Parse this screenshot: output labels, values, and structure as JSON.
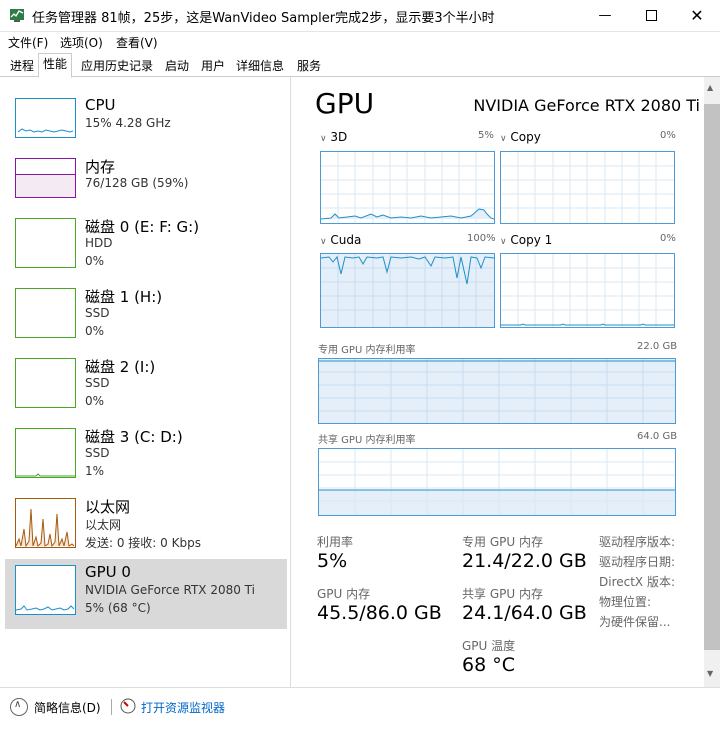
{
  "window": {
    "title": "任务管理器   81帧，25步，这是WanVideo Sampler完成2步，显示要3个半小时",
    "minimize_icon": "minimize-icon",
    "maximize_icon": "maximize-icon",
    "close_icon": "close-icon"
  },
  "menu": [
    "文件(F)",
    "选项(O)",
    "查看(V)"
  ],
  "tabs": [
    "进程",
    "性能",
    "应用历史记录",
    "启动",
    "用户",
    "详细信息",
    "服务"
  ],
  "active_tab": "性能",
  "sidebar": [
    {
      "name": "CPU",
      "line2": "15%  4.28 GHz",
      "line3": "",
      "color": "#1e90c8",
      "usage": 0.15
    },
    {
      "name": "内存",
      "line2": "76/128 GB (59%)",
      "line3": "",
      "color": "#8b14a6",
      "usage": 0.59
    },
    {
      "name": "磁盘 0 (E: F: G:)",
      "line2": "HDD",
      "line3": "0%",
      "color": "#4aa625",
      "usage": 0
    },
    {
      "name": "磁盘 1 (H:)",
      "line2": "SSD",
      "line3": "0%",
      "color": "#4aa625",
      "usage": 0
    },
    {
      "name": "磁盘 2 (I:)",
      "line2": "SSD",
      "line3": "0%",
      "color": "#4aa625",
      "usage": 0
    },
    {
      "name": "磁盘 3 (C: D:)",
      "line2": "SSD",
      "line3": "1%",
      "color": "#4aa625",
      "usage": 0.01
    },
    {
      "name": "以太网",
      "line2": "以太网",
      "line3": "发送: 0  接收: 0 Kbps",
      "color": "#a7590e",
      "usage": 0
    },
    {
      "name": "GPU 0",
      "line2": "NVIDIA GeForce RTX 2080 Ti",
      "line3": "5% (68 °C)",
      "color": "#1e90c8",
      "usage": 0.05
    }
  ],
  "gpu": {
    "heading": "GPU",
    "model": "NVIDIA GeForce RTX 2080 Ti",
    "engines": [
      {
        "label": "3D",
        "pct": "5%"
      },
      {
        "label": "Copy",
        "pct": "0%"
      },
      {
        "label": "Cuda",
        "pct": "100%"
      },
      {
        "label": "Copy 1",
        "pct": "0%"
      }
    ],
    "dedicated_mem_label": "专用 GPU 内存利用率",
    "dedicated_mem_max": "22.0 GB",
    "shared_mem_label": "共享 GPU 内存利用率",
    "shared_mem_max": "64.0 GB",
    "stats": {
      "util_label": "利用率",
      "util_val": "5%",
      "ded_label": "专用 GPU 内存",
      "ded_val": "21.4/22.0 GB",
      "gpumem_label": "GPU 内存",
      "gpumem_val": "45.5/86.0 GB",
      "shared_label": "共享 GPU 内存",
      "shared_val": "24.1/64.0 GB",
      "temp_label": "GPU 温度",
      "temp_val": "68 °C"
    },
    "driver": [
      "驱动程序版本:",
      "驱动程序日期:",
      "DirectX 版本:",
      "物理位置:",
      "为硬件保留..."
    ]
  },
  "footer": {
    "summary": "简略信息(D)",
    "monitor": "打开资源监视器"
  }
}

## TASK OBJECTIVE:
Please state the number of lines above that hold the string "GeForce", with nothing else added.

## OUTPUT FOR THIS TASK:
2